There is no question that the deliberate downshift is going to be a big trend in the coming decade. Consumers are still living as if they're in the midst of a recession, so what we're noticing here at the Henley Centre is extreme cautiousness on the part of most people. Consumers want to reduce their exposure to things like mortgages and debt, so what we're seeing as a result of this is an investment in insurance, which can be anything from staying-put and not opting to buy a new house, which is called improve-don't-move, or realizing that two cars are unnecessary and that a married couple can get by with one or none in some cases.
We're seeing considerable redefinition in the way people live at the moment, many are disillusioned with rural life so they're starting to move back into the city. It's what we call the rural revolt and as a result of this, you're about to witness whole new pockets of urban Britain being revitalized.
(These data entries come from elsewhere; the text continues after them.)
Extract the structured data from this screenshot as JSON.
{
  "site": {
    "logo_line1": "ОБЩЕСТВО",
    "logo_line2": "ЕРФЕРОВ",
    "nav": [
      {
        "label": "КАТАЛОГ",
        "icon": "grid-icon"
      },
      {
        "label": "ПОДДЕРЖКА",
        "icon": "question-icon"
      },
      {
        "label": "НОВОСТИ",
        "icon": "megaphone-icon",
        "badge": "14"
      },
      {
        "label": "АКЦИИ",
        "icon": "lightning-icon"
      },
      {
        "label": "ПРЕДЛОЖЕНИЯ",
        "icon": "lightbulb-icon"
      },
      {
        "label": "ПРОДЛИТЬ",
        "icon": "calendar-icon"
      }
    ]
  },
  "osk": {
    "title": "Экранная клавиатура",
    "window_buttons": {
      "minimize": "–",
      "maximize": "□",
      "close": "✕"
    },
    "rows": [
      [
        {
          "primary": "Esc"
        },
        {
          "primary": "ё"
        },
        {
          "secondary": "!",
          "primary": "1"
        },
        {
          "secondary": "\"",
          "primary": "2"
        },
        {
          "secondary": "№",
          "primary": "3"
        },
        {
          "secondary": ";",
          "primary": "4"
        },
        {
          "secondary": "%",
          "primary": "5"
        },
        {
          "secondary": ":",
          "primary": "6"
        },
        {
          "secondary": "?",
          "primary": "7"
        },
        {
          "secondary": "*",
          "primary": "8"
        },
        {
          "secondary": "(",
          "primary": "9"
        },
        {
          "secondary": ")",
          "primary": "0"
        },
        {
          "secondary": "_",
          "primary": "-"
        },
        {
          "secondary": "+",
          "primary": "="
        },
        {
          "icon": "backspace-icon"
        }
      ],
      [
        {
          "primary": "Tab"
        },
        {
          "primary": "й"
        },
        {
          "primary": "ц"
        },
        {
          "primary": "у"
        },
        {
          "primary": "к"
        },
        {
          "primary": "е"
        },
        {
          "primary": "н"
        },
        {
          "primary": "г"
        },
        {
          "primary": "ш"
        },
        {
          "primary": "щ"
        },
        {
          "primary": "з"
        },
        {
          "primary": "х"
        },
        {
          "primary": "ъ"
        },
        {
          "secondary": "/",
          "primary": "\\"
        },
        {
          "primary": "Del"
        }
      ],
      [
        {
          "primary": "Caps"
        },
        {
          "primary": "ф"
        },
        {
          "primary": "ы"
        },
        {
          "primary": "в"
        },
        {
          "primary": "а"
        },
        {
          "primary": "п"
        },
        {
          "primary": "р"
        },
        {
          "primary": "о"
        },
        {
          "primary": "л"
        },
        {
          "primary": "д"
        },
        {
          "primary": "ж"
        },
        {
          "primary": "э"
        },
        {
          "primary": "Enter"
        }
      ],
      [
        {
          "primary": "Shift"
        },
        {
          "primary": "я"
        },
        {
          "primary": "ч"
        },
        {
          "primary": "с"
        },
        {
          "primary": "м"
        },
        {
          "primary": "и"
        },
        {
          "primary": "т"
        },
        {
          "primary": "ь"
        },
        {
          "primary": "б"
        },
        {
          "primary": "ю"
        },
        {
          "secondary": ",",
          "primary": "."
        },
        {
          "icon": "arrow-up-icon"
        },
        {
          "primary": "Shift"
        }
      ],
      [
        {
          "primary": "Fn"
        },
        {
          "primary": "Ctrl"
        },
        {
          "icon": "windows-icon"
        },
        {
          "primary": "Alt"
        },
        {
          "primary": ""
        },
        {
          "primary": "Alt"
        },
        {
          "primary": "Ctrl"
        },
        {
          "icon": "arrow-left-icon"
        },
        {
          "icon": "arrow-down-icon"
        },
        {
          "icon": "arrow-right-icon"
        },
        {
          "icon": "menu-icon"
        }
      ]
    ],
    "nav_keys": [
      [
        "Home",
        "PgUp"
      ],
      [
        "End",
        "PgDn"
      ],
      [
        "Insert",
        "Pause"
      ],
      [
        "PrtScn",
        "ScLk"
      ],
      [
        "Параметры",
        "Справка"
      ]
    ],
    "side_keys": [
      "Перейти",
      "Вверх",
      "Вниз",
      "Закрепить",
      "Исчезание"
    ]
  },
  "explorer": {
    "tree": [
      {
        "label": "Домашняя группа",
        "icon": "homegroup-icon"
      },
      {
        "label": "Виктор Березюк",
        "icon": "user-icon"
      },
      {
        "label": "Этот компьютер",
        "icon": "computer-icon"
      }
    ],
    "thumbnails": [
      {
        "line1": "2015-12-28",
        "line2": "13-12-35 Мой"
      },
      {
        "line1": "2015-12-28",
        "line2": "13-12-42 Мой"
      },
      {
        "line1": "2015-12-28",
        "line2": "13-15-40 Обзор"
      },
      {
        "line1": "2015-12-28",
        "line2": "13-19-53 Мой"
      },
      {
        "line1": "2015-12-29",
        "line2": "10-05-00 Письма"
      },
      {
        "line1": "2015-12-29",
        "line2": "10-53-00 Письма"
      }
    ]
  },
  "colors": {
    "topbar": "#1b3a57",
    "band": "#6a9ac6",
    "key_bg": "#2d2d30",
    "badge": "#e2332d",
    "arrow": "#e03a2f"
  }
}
We have learned our lesson from the out-of-town centres, so what will eventually happen is that central high streets will start to look more like out-of-town centres, with covered sidewalks and more themed conveniences in a central location.
Consumers will continue to become more demanding and as a result services in the UK are going to improve. With more people working from home, the scope for new niche services is enormous and this is where I see significant employment and business potential in the coming years - everything from advanced grocery delivery systems to specialized house-cleaning services will be required by new legions of home-office workers.
Mathias Horx, Founder, TrendBuro, Hamburg:
One movement that we think is going to have a significant effect in Germany and obviously other European countries is the Heimlich or home-sickness trend. People have forgotten about their homes, basic food, their gardens and even their own country, so what we've said is that they've become homesick for the basic things in life that give them comfort. Because of this, we think that anything that is home related has huge potential whether it's well constructed furniture, simple, fresh food products or farm holidays for families.
Another trend we're noticing is that consumers in the Eighties wanted 'more and better' and now in the Nineties the consumer is looking for less and even better. A lot of this has to do with downshifting but it also has to do with more sophisticated consumers who know the value of a brand and the value of a given product and armed with that knowledge they don't want to burden themselves with lots of products, they're looking to streamline their consumption habits and this is something that has considerable mileage in the coming years.
Also, we think that the pace of technology is turning consumers toward brands that have a sense of nostalgia and authenticity attached to them. People like to feel that they're buying into something that has a history and that they feel will always be there, not gone the next day like some designer beer or fashion label.Reuse content